When a client joins a gym or a boot camp they have a certain perception of where they are now (current fitness level) and they have a certain perception of where they want to be (desired fitness level). They’re coming to us because we are going to help them get where they want to be.
However, a client’s perception of their health and fitness is very subjective and it likely changes based on how they’re feeling on a certain day. As their trainer it is our job to properly assess their starting fitness level, and to regularly measure and monitor their health, strength and fitness as time goes on.
The workout below is one I will be completing with my clients every month this year!
This workout will be a great indicator of how our clients’ strength and fitness are improving over time.
Setting The Benchmark – Monthly Fitness Assessment Workout
Workout Time: 15 Minutes
Workout Format: AMRAP (as many rounds as possible)
Equipment Needed: One exercise mat per client, enough bench space for all clients to be completing their squats and tricep dips at the same time
Complete as many rounds as possible of the following circuit in 15 minutes.
- 10 Burpees (chest to ground)
- 10 Squats (to bench height)
- 10 Marine Push Ups
- 10 Lunges Per Leg (knee to ground)
- Tricep Dips On Bench (90 degrees at elbow is a rough guide to maintain consistency)
- 10 Sumo Squats (until thighs are parallel to the ground)
- 10 Glute Bridges
Note: Please complete a thorough warm up before this workout and a thorough cool down after this workout.
As well as this workout I will take my clients’ measurements in cm and kg and clients will briefly record in a journal each month.

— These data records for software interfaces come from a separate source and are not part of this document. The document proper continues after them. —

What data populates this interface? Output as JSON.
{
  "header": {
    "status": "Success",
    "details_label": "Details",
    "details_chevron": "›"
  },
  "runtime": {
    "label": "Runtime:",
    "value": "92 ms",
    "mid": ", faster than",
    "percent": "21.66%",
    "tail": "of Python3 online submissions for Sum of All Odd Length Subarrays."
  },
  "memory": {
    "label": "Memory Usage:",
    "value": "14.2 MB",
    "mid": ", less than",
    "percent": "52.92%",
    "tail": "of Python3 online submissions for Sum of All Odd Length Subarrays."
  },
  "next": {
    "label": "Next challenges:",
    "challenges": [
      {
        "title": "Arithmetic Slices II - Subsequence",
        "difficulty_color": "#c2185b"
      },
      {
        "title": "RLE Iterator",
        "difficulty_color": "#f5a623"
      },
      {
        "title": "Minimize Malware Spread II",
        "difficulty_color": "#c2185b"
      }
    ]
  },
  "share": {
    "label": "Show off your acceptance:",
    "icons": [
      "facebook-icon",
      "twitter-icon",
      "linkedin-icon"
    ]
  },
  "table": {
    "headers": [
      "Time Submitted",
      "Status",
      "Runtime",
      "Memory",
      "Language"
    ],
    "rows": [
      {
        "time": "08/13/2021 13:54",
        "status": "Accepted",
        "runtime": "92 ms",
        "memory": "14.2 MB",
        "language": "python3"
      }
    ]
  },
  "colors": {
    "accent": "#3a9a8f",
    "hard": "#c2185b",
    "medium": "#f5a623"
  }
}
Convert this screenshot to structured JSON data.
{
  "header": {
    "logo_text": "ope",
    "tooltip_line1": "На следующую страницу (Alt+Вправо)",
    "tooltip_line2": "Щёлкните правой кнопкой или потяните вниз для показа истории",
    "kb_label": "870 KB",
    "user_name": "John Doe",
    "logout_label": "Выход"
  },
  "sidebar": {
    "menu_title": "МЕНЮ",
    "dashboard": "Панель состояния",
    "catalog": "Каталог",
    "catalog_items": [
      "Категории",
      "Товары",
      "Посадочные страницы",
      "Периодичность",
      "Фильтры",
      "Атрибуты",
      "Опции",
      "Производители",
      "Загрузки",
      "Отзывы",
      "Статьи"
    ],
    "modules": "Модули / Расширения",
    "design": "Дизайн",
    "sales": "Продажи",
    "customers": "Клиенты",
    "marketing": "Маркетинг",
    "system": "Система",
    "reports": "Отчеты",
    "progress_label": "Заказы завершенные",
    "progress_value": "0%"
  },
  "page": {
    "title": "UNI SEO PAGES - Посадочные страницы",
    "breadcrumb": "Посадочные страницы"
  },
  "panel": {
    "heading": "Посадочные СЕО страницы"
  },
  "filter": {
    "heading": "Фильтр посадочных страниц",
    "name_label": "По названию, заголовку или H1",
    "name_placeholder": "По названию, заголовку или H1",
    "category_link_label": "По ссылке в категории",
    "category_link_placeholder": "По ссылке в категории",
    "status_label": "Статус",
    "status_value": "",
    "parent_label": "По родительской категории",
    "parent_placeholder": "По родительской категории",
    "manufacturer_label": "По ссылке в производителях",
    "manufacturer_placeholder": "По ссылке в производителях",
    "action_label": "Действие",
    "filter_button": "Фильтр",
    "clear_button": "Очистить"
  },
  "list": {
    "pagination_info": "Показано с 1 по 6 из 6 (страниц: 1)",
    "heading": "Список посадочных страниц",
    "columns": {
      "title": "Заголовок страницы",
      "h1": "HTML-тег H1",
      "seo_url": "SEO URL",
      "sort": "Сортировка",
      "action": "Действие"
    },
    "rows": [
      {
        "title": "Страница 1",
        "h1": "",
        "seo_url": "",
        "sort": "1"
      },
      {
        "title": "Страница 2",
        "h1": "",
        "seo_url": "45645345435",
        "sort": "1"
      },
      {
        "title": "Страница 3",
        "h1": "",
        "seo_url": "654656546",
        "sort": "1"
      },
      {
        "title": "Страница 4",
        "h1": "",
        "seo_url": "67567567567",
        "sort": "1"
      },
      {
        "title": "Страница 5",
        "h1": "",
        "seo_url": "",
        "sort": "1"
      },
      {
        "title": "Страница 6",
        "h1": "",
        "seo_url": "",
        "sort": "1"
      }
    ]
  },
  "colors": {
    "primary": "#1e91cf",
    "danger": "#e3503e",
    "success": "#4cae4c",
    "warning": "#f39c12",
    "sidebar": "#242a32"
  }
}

The journal is for clients to record any details about the fitness assessment (eg. 2 rounds of push ups from knees, 2 rounds of push ups from toes, OR, 1 round of jumping burpees, 2 rounds of stepping burpees, etc) and also to record what’s been going on in their life that may have impacted their health and fitness journey (eg. sickness, stress, holiday, eating habits, relationship changes, living and working circumstance). The journal is a way of monitoring things that cannot be measured in numbers; it’s monitoring the parts of us that make us human, giving us the ‘missing puzzle pieces’ to someone’s story that may explain why they are, or aren’t, seeing the results they desire.